Because, She said, there are just some people who just do. She told the story of some people having problems with their telephone or internet line; they complain about it, but never fix it. I remember my refrigerator light which I haven’t fixed, and that broken pipe in the kitchen. Complaining has become their equilibrium. For people who drive people away because they claw too close, the ritual of love, need, pain and loss has become their norm. Mediocrity can be someone’s equilibrium. A broken pipe, a missing knob, silence between spouses– the wrong, the mistake, the horrible can be the state of normal.

How foolish are to throw flour, eggs, milk, and sugar in a oven and expect a cake? Are we really so naive as to think that things will fall in place as fall where they may?

The cost of straying from these patterns is the cost of the unknown. I guess the doors out of our habitual processes are hidden by willful ignorance, or maybe a few blown-up fears. It requires leaning on weak ankles, maybe even atrophied limbs. It perhaps requires seeing ourselves in harsh light; when we see ourselves as having slept or given up. It requires courage.

Freud wrote about something like this in an article called “Working-Through.” He says the analysand must be brave enough to speak, to break the patterns which are hitherto untold. We repeat, he says. Repetition is always in action, and more often than not, it is unconscious and unarticulated. It is language that breaks the pattern of repetition. Because when we tell the story of ourselves as we are now, in the sharpest, honest, brightest light, we get to re-write our patterns.
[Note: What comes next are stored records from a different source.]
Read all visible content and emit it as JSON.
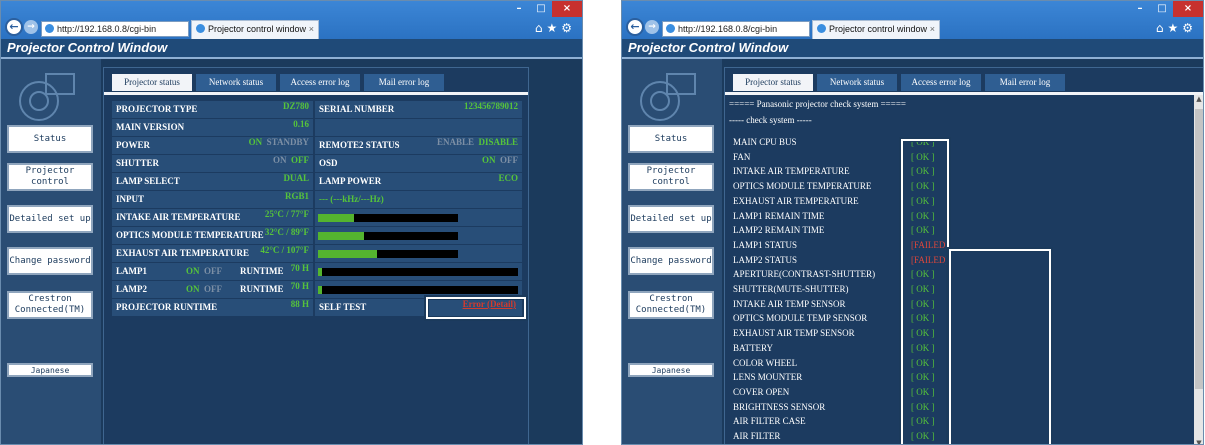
{
  "browser": {
    "url": "http://192.168.0.8/cgi-bin",
    "tab_title": "Projector control window",
    "tab_close": "×",
    "win_min": "–",
    "win_max": "□",
    "win_close": "×",
    "toolbar_icons": "⌂★⚙"
  },
  "app": {
    "title": "Projector Control Window"
  },
  "sidebar": {
    "status": "Status",
    "projector_control": "Projector control",
    "detailed_setup": "Detailed set up",
    "change_password": "Change password",
    "crestron": "Crestron Connected(TM)",
    "japanese": "Japanese"
  },
  "tabs": [
    "Projector status",
    "Network status",
    "Access error log",
    "Mail error log"
  ],
  "status": {
    "projector_type_label": "PROJECTOR TYPE",
    "projector_type": "DZ780",
    "serial_label": "SERIAL NUMBER",
    "serial": "123456789012",
    "main_version_label": "MAIN VERSION",
    "main_version": "0.16",
    "power_label": "POWER",
    "power_on": "ON",
    "power_standby": "STANDBY",
    "remote2_label": "REMOTE2 STATUS",
    "remote2_enable": "ENABLE",
    "remote2_disable": "DISABLE",
    "shutter_label": "SHUTTER",
    "shutter_on": "ON",
    "shutter_off": "OFF",
    "osd_label": "OSD",
    "osd_on": "ON",
    "osd_off": "OFF",
    "lamp_select_label": "LAMP SELECT",
    "lamp_select": "DUAL",
    "lamp_power_label": "LAMP POWER",
    "lamp_power": "ECO",
    "input_label": "INPUT",
    "input": "RGB1",
    "input_freq": "--- (---kHz/---Hz)",
    "intake_label": "INTAKE AIR TEMPERATURE",
    "intake": "25°C / 77°F",
    "intake_level": 0.26,
    "optics_label": "OPTICS MODULE TEMPERATURE",
    "optics": "32°C / 89°F",
    "optics_level": 0.33,
    "exhaust_label": "EXHAUST AIR TEMPERATURE",
    "exhaust": "42°C / 107°F",
    "exhaust_level": 0.42,
    "lamp1_label": "LAMP1",
    "lamp1_on": "ON",
    "lamp1_off": "OFF",
    "runtime_label": "RUNTIME",
    "lamp1_runtime": "70 H",
    "lamp1_level": 0.02,
    "lamp2_label": "LAMP2",
    "lamp2_on": "ON",
    "lamp2_off": "OFF",
    "lamp2_runtime": "70 H",
    "lamp2_level": 0.02,
    "projector_runtime_label": "PROJECTOR RUNTIME",
    "projector_runtime": "88 H",
    "self_test_label": "SELF TEST",
    "self_test": "Error (Detail)"
  },
  "check": {
    "header": "===== Panasonic projector check system =====",
    "subheader": "----- check system -----",
    "items": [
      {
        "name": "MAIN CPU BUS",
        "status": "[ OK ]"
      },
      {
        "name": "FAN",
        "status": "[ OK ]"
      },
      {
        "name": "INTAKE AIR TEMPERATURE",
        "status": "[ OK ]"
      },
      {
        "name": "OPTICS MODULE TEMPERATURE",
        "status": "[ OK ]"
      },
      {
        "name": "EXHAUST AIR TEMPERATURE",
        "status": "[ OK ]"
      },
      {
        "name": "LAMP1 REMAIN TIME",
        "status": "[ OK ]"
      },
      {
        "name": "LAMP2 REMAIN TIME",
        "status": "[ OK ]"
      },
      {
        "name": "LAMP1 STATUS",
        "status": "[FAILED]"
      },
      {
        "name": "LAMP2 STATUS",
        "status": "[FAILED]"
      },
      {
        "name": "APERTURE(CONTRAST-SHUTTER)",
        "status": "[ OK ]"
      },
      {
        "name": "SHUTTER(MUTE-SHUTTER)",
        "status": "[ OK ]"
      },
      {
        "name": "INTAKE AIR TEMP SENSOR",
        "status": "[ OK ]"
      },
      {
        "name": "OPTICS MODULE TEMP SENSOR",
        "status": "[ OK ]"
      },
      {
        "name": "EXHAUST AIR TEMP SENSOR",
        "status": "[ OK ]"
      },
      {
        "name": "BATTERY",
        "status": "[ OK ]"
      },
      {
        "name": "COLOR WHEEL",
        "status": "[ OK ]"
      },
      {
        "name": "LENS MOUNTER",
        "status": "[ OK ]"
      },
      {
        "name": "COVER OPEN",
        "status": "[ OK ]"
      },
      {
        "name": "BRIGHTNESS SENSOR",
        "status": "[ OK ]"
      },
      {
        "name": "AIR FILTER CASE",
        "status": "[ OK ]"
      },
      {
        "name": "AIR FILTER",
        "status": "[ OK ]"
      }
    ]
  },
  "colors": {
    "ok": "#56c43a",
    "failed": "#e0463a",
    "panel": "#1c3b60",
    "title": "#1f4a78"
  }
}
But I guess this is only insofar as we have the courage to face the shadows the harsh lights may cast.